▶ TASK DIRECTIONS: Produce an exact copy of the listing.

▶ RECORDS FOR THE EXERCISE:
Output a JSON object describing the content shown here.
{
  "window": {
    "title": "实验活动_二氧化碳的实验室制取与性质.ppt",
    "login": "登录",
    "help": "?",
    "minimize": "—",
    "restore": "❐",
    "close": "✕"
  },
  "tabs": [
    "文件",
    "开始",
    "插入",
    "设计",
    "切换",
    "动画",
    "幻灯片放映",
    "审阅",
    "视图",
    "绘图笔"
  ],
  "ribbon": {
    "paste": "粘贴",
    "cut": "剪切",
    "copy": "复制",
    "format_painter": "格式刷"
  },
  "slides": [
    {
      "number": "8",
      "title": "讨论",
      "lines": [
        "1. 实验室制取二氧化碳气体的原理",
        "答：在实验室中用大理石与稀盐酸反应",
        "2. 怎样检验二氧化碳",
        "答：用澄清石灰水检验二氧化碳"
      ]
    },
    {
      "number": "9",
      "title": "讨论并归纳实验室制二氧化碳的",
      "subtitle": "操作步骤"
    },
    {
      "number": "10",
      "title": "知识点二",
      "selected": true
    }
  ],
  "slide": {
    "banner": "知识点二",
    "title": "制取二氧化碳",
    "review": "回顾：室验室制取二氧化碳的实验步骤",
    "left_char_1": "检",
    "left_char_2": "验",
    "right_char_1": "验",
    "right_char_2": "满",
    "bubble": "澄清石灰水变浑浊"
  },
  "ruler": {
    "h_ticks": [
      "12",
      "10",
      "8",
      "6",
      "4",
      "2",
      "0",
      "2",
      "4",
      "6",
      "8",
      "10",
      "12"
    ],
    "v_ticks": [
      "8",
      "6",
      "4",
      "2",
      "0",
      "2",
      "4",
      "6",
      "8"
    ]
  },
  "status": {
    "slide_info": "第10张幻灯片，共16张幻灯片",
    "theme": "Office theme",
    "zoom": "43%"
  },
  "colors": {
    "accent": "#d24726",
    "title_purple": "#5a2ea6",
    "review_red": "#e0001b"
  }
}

▶ RESPONSE FOR THIS EXERCISE:
Output a JSON object describing the content shown here.
{
  "window": {
    "title": "实验活动_二氧化碳的实验室制取与性质.ppt",
    "login": "登录",
    "help": "?",
    "minimize": "—",
    "restore": "❐",
    "close": "✕"
  },
  "tabs": [
    "文件",
    "开始",
    "插入",
    "设计",
    "切换",
    "动画",
    "幻灯片放映",
    "审阅",
    "视图",
    "绘图笔"
  ],
  "ribbon": {
    "paste": "粘贴",
    "cut": "剪切",
    "copy": "复制",
    "format_painter": "格式刷"
  },
  "slides": [
    {
      "number": "8",
      "title": "讨论",
      "lines": [
        "1. 实验室制取二氧化碳气体的原理",
        "答：在实验室中用大理石与稀盐酸反应",
        "2. 怎样检验二氧化碳",
        "答：用澄清石灰水检验二氧化碳"
      ]
    },
    {
      "number": "9",
      "title": "讨论并归纳实验室制二氧化碳的",
      "subtitle": "操作步骤"
    },
    {
      "number": "10",
      "title": "知识点二",
      "selected": true
    }
  ],
  "slide": {
    "banner": "知识点二",
    "title": "制取二氧化碳",
    "review": "回顾：室验室制取二氧化碳的实验步骤",
    "left_char_1": "检",
    "left_char_2": "验",
    "right_char_1": "验",
    "right_char_2": "满",
    "bubble": "澄清石灰水变浑浊"
  },
  "ruler": {
    "h_ticks": [
      "12",
      "10",
      "8",
      "6",
      "4",
      "2",
      "0",
      "2",
      "4",
      "6",
      "8",
      "10",
      "12"
    ],
    "v_ticks": [
      "8",
      "6",
      "4",
      "2",
      "0",
      "2",
      "4",
      "6",
      "8"
    ]
  },
  "status": {
    "slide_info": "第10张幻灯片，共16张幻灯片",
    "theme": "Office theme",
    "zoom": "43%"
  },
  "colors": {
    "accent": "#d24726",
    "title_purple": "#5a2ea6",
    "review_red": "#e0001b"
  }
}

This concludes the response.